# To do
Each entry below is to be duplicated precisely.

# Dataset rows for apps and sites
Segment Open
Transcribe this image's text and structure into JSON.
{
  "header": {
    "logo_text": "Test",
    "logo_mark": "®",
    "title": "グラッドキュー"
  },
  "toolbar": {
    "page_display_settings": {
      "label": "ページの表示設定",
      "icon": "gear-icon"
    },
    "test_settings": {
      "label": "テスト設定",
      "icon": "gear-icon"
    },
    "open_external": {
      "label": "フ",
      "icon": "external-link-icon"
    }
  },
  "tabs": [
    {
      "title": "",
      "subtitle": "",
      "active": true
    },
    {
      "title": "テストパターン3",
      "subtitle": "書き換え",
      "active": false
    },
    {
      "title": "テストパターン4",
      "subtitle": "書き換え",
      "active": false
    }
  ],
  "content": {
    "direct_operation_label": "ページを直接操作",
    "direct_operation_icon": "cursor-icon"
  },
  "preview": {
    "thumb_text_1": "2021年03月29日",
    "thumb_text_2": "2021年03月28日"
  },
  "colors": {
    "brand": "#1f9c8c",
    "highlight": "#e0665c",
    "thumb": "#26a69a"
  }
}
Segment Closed
# Result of the task
Transcribe this image's text and structure into JSON.
{
  "header": {
    "logo_text": "Test",
    "logo_mark": "®",
    "title": "グラッドキュー"
  },
  "toolbar": {
    "page_display_settings": {
      "label": "ページの表示設定",
      "icon": "gear-icon"
    },
    "test_settings": {
      "label": "テスト設定",
      "icon": "gear-icon"
    },
    "open_external": {
      "label": "フ",
      "icon": "external-link-icon"
    }
  },
  "tabs": [
    {
      "title": "",
      "subtitle": "",
      "active": true
    },
    {
      "title": "テストパターン3",
      "subtitle": "書き換え",
      "active": false
    },
    {
      "title": "テストパターン4",
      "subtitle": "書き換え",
      "active": false
    }
  ],
  "content": {
    "direct_operation_label": "ページを直接操作",
    "direct_operation_icon": "cursor-icon"
  },
  "preview": {
    "thumb_text_1": "2021年03月29日",
    "thumb_text_2": "2021年03月28日"
  },
  "colors": {
    "brand": "#1f9c8c",
    "highlight": "#e0665c",
    "thumb": "#26a69a"
  }
}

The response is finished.